Say how many lines in the records contain "users". The reply must consist of the number alone.
── SOURCE DATA
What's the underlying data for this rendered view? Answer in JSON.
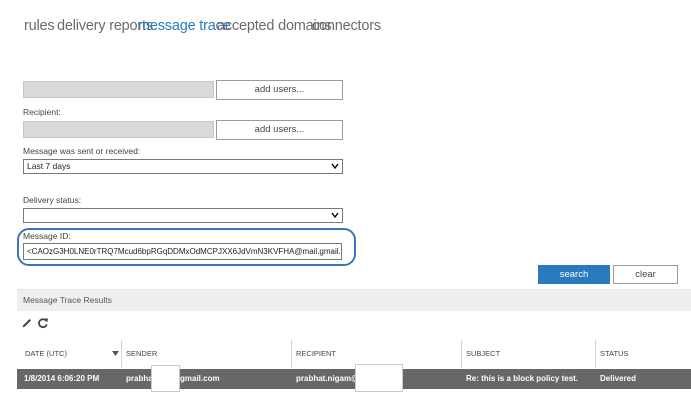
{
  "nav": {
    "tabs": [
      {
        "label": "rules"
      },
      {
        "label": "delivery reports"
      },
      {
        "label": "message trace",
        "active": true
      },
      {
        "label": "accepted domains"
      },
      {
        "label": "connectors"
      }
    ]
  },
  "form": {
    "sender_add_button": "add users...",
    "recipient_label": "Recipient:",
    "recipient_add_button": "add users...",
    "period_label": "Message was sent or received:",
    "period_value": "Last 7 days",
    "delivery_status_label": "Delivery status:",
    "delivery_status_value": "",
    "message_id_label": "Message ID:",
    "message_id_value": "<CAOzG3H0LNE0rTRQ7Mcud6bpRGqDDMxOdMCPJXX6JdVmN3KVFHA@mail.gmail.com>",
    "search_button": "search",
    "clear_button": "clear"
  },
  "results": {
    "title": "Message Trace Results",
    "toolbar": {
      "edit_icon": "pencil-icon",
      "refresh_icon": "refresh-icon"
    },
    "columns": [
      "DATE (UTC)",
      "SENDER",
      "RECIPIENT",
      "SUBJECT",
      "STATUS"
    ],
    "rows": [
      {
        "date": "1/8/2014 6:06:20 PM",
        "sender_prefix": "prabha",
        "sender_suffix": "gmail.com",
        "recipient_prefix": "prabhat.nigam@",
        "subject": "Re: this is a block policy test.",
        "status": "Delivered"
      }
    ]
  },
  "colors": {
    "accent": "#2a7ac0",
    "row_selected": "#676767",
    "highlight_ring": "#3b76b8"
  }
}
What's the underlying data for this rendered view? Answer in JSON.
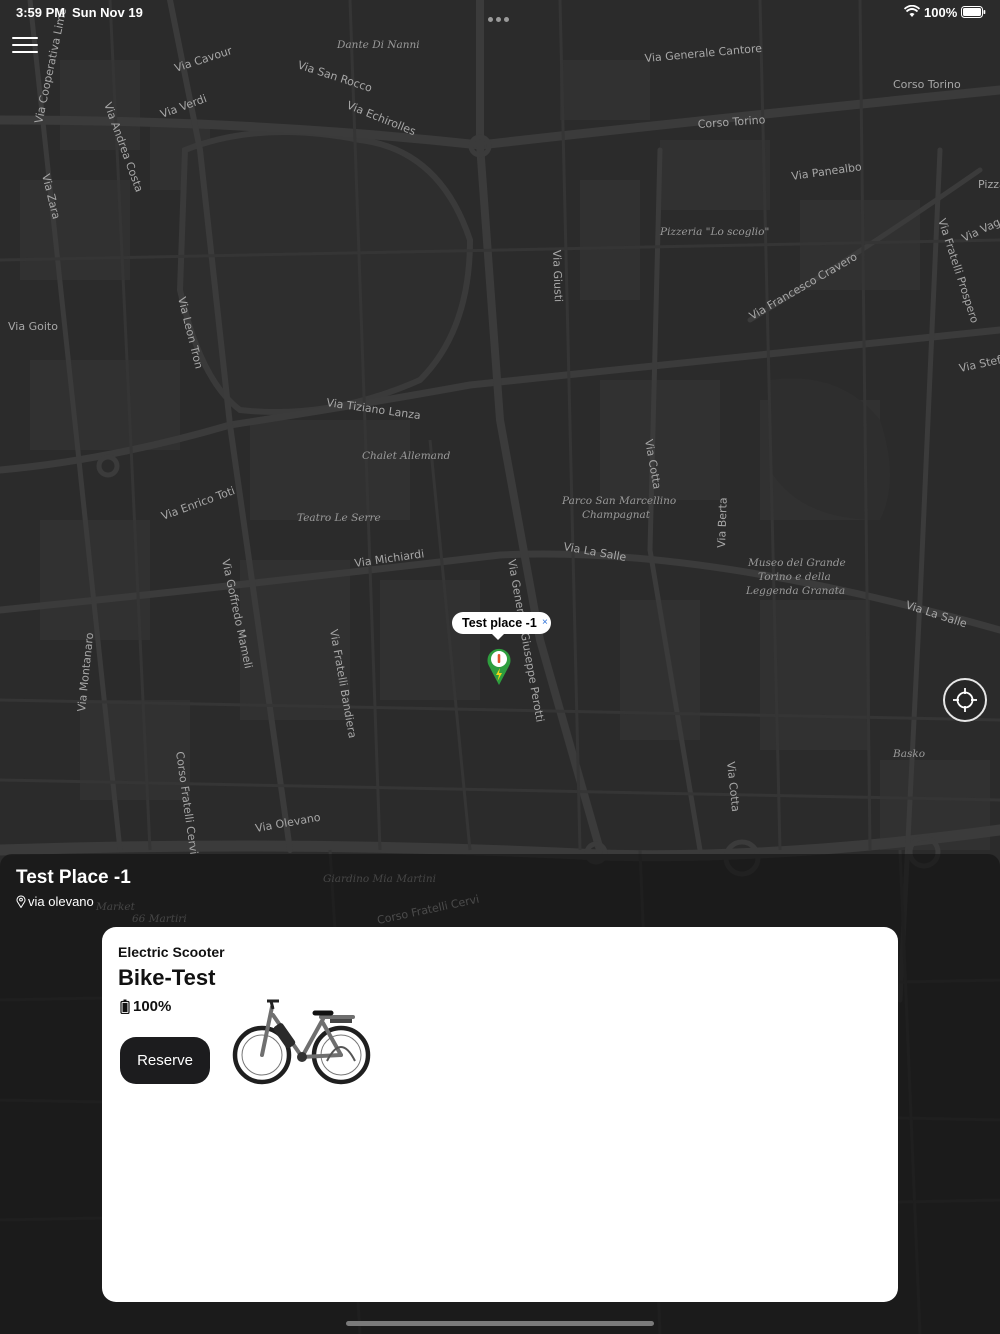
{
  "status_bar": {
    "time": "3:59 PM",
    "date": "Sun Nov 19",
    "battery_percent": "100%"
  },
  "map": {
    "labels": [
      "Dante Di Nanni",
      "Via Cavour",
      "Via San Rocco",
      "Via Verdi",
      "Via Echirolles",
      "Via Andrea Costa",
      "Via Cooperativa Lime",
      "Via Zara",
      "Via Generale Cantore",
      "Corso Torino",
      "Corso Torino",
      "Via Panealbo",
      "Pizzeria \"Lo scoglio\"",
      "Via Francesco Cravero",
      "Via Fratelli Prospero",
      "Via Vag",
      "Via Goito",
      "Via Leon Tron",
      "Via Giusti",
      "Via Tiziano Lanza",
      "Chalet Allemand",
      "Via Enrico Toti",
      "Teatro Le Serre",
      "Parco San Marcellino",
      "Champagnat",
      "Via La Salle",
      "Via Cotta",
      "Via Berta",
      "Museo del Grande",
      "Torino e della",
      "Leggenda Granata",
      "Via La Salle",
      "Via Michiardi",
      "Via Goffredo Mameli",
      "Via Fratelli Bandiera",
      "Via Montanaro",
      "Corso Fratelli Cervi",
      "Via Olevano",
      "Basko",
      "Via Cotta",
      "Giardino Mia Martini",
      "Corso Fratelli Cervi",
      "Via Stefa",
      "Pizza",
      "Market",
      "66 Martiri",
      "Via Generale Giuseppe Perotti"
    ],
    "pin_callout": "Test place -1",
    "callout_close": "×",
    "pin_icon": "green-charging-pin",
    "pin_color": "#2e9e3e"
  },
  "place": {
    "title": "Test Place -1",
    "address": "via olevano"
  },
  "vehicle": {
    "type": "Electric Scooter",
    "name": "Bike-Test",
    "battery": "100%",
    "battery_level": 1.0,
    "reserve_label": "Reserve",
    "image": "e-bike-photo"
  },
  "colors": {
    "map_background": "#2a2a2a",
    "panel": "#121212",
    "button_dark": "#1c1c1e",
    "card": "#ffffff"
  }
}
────
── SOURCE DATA
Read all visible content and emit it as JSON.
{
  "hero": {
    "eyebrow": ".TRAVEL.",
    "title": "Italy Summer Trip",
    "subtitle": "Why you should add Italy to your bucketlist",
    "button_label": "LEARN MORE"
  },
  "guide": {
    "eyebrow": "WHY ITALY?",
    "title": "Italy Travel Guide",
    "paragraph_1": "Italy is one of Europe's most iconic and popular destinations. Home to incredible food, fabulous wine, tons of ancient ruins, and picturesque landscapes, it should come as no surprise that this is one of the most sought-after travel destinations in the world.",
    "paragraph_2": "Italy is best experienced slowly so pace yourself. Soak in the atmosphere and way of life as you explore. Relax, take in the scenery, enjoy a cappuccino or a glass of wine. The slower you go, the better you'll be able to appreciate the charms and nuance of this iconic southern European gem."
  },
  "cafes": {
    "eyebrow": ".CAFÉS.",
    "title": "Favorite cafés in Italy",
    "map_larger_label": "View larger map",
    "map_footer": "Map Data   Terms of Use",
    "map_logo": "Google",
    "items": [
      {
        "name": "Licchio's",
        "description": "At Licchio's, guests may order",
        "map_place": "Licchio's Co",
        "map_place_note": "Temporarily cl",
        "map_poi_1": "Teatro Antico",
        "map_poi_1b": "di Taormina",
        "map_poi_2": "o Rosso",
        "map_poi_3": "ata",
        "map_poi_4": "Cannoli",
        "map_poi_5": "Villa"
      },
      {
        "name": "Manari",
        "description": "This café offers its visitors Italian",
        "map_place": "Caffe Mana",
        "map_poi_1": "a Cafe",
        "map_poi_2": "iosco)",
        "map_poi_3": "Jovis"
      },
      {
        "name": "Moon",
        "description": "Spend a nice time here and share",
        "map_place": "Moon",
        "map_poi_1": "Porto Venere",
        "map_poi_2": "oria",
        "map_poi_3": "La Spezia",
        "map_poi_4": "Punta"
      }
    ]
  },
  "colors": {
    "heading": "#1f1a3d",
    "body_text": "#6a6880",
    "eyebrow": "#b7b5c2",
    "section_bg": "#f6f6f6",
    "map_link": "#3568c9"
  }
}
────
_RESPONSE_. 2